§ Directions for this task
Could you please retype the records exactly, minus their pictures?

--- START ---

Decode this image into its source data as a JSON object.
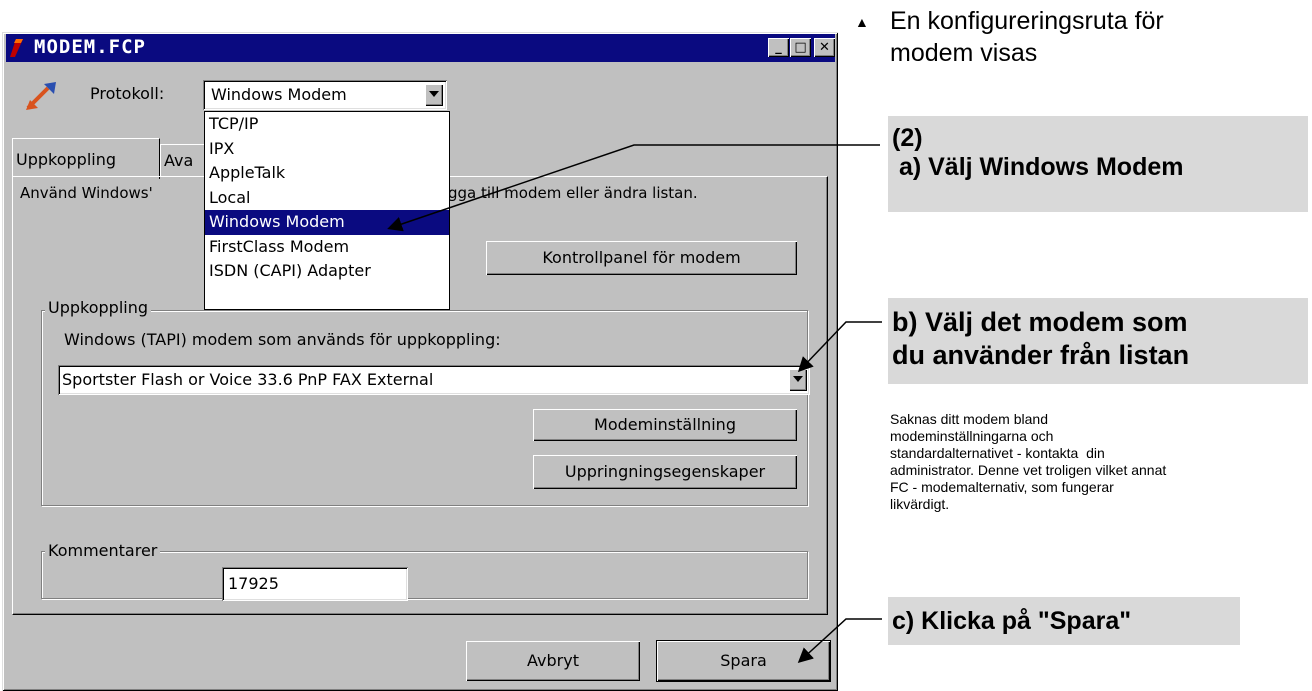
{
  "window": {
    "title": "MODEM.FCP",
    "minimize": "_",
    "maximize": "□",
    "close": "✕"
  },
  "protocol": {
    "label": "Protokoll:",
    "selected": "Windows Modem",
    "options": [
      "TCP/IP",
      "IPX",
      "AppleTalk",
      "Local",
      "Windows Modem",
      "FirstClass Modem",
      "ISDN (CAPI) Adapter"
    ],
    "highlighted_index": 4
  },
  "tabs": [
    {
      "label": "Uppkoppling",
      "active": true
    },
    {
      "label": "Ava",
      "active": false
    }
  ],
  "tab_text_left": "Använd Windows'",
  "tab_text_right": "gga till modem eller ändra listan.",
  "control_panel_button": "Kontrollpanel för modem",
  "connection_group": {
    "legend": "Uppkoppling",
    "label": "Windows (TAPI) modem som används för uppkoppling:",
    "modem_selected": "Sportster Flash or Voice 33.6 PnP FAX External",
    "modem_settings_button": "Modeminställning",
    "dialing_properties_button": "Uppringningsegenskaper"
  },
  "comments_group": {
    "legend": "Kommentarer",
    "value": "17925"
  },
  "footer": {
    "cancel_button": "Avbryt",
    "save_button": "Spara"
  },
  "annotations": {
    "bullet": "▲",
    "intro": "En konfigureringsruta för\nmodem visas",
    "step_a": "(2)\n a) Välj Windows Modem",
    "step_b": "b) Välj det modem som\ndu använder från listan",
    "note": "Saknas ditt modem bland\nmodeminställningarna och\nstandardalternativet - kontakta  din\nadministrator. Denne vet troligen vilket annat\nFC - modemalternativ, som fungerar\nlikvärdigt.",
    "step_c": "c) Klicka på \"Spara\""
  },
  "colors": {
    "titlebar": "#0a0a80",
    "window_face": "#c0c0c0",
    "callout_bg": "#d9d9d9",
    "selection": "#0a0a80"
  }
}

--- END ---

§ Response to this task
Decode this image into its source data as a JSON object.
{
  "window": {
    "title": "MODEM.FCP",
    "minimize": "_",
    "maximize": "□",
    "close": "✕"
  },
  "protocol": {
    "label": "Protokoll:",
    "selected": "Windows Modem",
    "options": [
      "TCP/IP",
      "IPX",
      "AppleTalk",
      "Local",
      "Windows Modem",
      "FirstClass Modem",
      "ISDN (CAPI) Adapter"
    ],
    "highlighted_index": 4
  },
  "tabs": [
    {
      "label": "Uppkoppling",
      "active": true
    },
    {
      "label": "Ava",
      "active": false
    }
  ],
  "tab_text_left": "Använd Windows'",
  "tab_text_right": "gga till modem eller ändra listan.",
  "control_panel_button": "Kontrollpanel för modem",
  "connection_group": {
    "legend": "Uppkoppling",
    "label": "Windows (TAPI) modem som används för uppkoppling:",
    "modem_selected": "Sportster Flash or Voice 33.6 PnP FAX External",
    "modem_settings_button": "Modeminställning",
    "dialing_properties_button": "Uppringningsegenskaper"
  },
  "comments_group": {
    "legend": "Kommentarer",
    "value": "17925"
  },
  "footer": {
    "cancel_button": "Avbryt",
    "save_button": "Spara"
  },
  "annotations": {
    "bullet": "▲",
    "intro": "En konfigureringsruta för\nmodem visas",
    "step_a": "(2)\n a) Välj Windows Modem",
    "step_b": "b) Välj det modem som\ndu använder från listan",
    "note": "Saknas ditt modem bland\nmodeminställningarna och\nstandardalternativet - kontakta  din\nadministrator. Denne vet troligen vilket annat\nFC - modemalternativ, som fungerar\nlikvärdigt.",
    "step_c": "c) Klicka på \"Spara\""
  },
  "colors": {
    "titlebar": "#0a0a80",
    "window_face": "#c0c0c0",
    "callout_bg": "#d9d9d9",
    "selection": "#0a0a80"
  }
}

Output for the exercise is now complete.